Sometimes, the best information comes "straight from the horse's mouth". An interview is a conversation with a purpose; that being, to gather information from a person with first-hand knowledge-a primary source. Whenever possible, arrange a meeting with an expert in the field of your inquiry. Or, if you are investigating a particular group of people, interview a typical member, someone who represents the whole group and can speak for all of them.
You'll be surprised just how many people, from all walks of life, are willing to be interviewed-some even flattered by your attention. Choose them carefully. Regardless of who they are, prepare to interview them thoroughly. Chapter 4 "Writing from Conversation," in the Bedford Guide to Writing, offers some good advice:
- Make an appointment and schedule enough time-at least an hour.
- Be prompt and be prepared. Bring a list of carefully thought-out questions.
- Make sure your subject is willing to be quoted in writing.
- Really listen. This is the art of the interview. Let the person open up.
- Be flexible and allow the interview to go in unexpected directions.
- If a question goes unanswered, go on to the next question. You may be able to come back to it later.
- At the end of the interview, be sure to confirm any direct quotations you may use in your document.
- Make additional notes immediately after the interview, while the conversation is still fresh in your mind.
Be sure to take notes during the interview. These will come in handy later, when you reconstruct the interview on paper. Even when audio-recording, you should do this: In addition to recording important points and accurate quotations, notes allow you to record details that do not lend themselves to audio-recording. Your subject's mood, appearance and behavior, for instance, as well as your sensory impressions of the interview setting will come in handy when you begin constructing your document.

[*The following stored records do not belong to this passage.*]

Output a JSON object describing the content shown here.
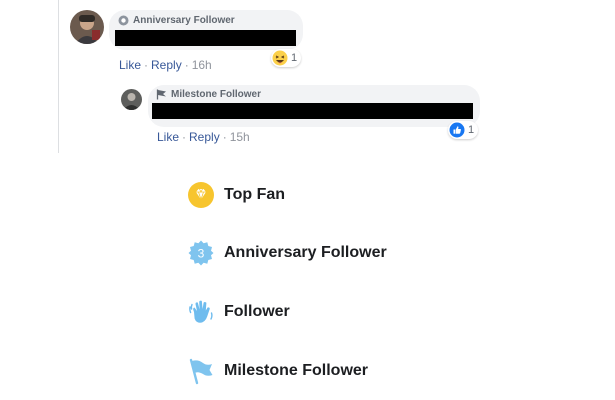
{
  "comments": [
    {
      "badge": "Anniversary Follower",
      "badge_icon": "anniversary-mini-icon",
      "actions": {
        "like": "Like",
        "reply": "Reply",
        "time": "16h",
        "separator": "·"
      },
      "reaction": {
        "icon": "laughing-emoji-icon",
        "count": "1"
      }
    },
    {
      "badge": "Milestone Follower",
      "badge_icon": "flag-mini-icon",
      "actions": {
        "like": "Like",
        "reply": "Reply",
        "time": "15h",
        "separator": "·"
      },
      "reaction": {
        "icon": "thumbs-up-icon",
        "count": "1"
      }
    }
  ],
  "legend": [
    {
      "label": "Top Fan",
      "icon": "diamond-badge-icon",
      "color": "#f7c52e"
    },
    {
      "label": "Anniversary Follower",
      "icon": "anniversary-3-icon",
      "color": "#7fc4ee"
    },
    {
      "label": "Follower",
      "icon": "waving-hand-icon",
      "color": "#6fbcee"
    },
    {
      "label": "Milestone Follower",
      "icon": "milestone-flag-icon",
      "color": "#7fc4ee"
    }
  ],
  "colors": {
    "link": "#385898",
    "bubble": "#f2f3f5",
    "like_blue": "#1877f2"
  }
}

If an expert isn't readily available-perhaps the nearest one is too far away-you may be able to arrange a telephone interview. Make an appointment for a time convenient for both you and your subject. A busy person may not be able to give you even ten minutes on the spur of a moment, but all the time in the world if arranged for in advance. A further word of advice, don't try to wing-it; have written questions in hand before you dial. Take notes and follow all the other rules just as if you were doing the interview in person.
Note: Federal regulations forbid recording an interview over the phone without notifying the person being interviewed. When recording over the phone, you must also use a recorder connector with a warning device that emits a beeping signal at fifteen second intervals.